(1) fosters collaboration between scholars interested in energy democracy
(2) results in a white paper and special issue in Frontiers in Science and Environmental Communication
(3) prioritizes praxis-based scholarship that seeks to bridge divides between academia, local energy practitioners, and publics.
The symposium is hosted and sponsored by the Communication Institute at the University of Utah (http://institute.communication.utah.edu), with additional support from the National Science Foundation, the National Communication Association, the University of Utah College of Humanities, and BoulderTalks at the University of Colorado Boulder.
Funding from the National Science Foundation’s Science, Technology, and Society (STS) division (SES 1655192) and the National Communication Association allows us to provide a travel and lodging scholarship for up to five early career or graduate student scholars that are interested in or can demonstrate a research program that is focused on energy democracy.
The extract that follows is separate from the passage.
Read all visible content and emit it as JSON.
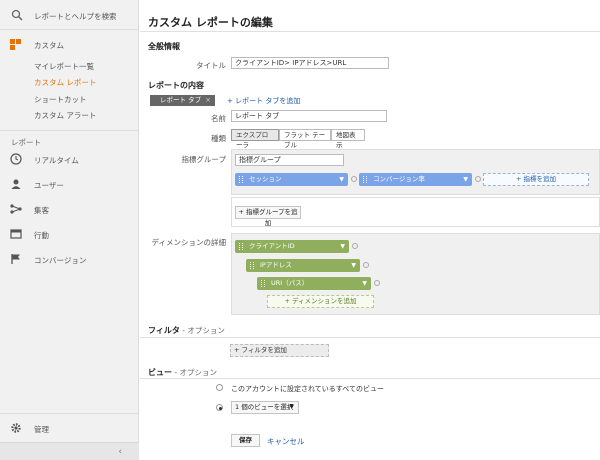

If you are interested, please submit the following materials:
(1) a one-page, single-spaced letter of intent that states your interest in energy democracy
(2) a 300-word abstract of a presentation topic that addresses one of the following: what is energy democracy and to whom does it matter?; a current ongoing project on energy democracy; or an argument for a proposed future research area within energy democracy
(3) a brief letter of support from your adviser or a colleague.
Questions can be directed to any of the co-organizers:
Danielle Endres, Ph.D.
Director, Communication Institute
University of Utah
Andrea Feldpausch-Parker, Ph.D.
State University of New York
Tarla Rai Peterson, Ph.D.
University of Texas El Paso
Leah Sprain, Ph.D.
University of Colorado Boulder